Us Singapore Free Trade Agreement Rules Of Origin


USSFTA – Key Elements The USSFTA covers merchandise trade, rules of origin, customs administration, technical barriers to trade, cross-border trade in services, financial services, temporary access, telecommunications, e-commerce, investment, competition, public procurement, intellectual property protection, transparency, general rules, labour, environment, dispute settlement. The key elements are the production of maximum liberalization for bilateral goods trade products, in order to support the anchoring of manufacturing activities in Singapore. Many of these benefits benefit U.S. MNCs, as intra-MNC trade accounts for more than 60% of U.S.-Singapore trade. Singapore Commitment – Zero tariffs on all imports when the USSFTA comes into force. Elimination of tariffs on beer, stout, samsoo and medical samsoo. U.S. commitment – 92% of Singapore`s current tariffs on exports to the United States were removed immediately after the USSFTA came into force. Virtually all the others will be eliminated in 8 years. The sectors that will benefit: electronics, chemicals and petrochemicals, instrumentation facilities, processed food products and mineral products. Only exports with significant processing and capital gain in Singapore can be valued “originally from Singapore” and can benefit from preferential tariffs. There are a few possibilities: in addition to reducing tariffs, the agreement has also facilitated the free movement of citizens of both countries. Its implementation has allowed Singaporeans to stay in the United States for a long time.

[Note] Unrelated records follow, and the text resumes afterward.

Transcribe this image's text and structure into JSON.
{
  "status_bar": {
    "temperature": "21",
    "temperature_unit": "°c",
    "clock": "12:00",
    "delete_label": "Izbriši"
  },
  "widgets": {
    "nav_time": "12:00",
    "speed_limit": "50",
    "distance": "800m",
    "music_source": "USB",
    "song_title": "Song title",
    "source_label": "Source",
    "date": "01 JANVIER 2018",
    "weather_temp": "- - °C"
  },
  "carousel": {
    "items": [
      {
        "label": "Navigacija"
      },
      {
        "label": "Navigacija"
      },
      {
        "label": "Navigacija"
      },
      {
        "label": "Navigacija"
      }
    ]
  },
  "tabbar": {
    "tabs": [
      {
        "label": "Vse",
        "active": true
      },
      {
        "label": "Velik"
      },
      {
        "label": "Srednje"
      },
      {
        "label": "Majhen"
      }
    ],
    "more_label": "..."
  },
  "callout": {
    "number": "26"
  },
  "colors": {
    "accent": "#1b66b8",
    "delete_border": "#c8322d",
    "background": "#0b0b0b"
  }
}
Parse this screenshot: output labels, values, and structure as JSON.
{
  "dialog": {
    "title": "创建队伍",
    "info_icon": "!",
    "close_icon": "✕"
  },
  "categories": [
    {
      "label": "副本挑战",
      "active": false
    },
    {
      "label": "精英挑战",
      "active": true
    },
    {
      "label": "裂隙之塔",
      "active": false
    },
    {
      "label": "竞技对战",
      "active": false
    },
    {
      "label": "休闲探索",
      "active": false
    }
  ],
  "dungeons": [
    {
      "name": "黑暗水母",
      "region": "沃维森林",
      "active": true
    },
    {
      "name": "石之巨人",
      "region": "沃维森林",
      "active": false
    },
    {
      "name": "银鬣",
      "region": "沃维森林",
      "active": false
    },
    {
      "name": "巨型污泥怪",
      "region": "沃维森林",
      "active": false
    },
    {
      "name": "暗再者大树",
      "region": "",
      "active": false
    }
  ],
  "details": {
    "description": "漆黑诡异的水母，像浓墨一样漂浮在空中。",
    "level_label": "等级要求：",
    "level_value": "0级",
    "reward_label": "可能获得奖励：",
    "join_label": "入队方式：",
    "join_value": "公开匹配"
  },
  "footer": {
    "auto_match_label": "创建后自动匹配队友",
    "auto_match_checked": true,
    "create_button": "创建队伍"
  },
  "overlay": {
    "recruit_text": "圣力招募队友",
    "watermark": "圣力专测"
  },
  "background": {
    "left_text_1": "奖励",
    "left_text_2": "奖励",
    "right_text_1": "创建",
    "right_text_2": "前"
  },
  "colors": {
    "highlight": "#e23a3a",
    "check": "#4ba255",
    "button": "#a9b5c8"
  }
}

Businessmen and traders with E-1 or E-2 visas are allowed to stay for two years with an unlimited extension. The ESTV also opens regulatory procedures for Singapore`s telecommunications supervisory authority and requires the publication of interconnection agreements and service rates. Singapore must commit to deregulating this sector when competition materializes in a telecommunications sector. The agreement provides that companies, not governments, make technology decisions, particularly with respect to wireless mobile telephony services, so that companies can compete on the basis of technology and innovation and not by state-imposed standards. Both parties should work towards the implementation of a comprehensive mutual recognition regime for the assessment of compliance of telecommunications equipment.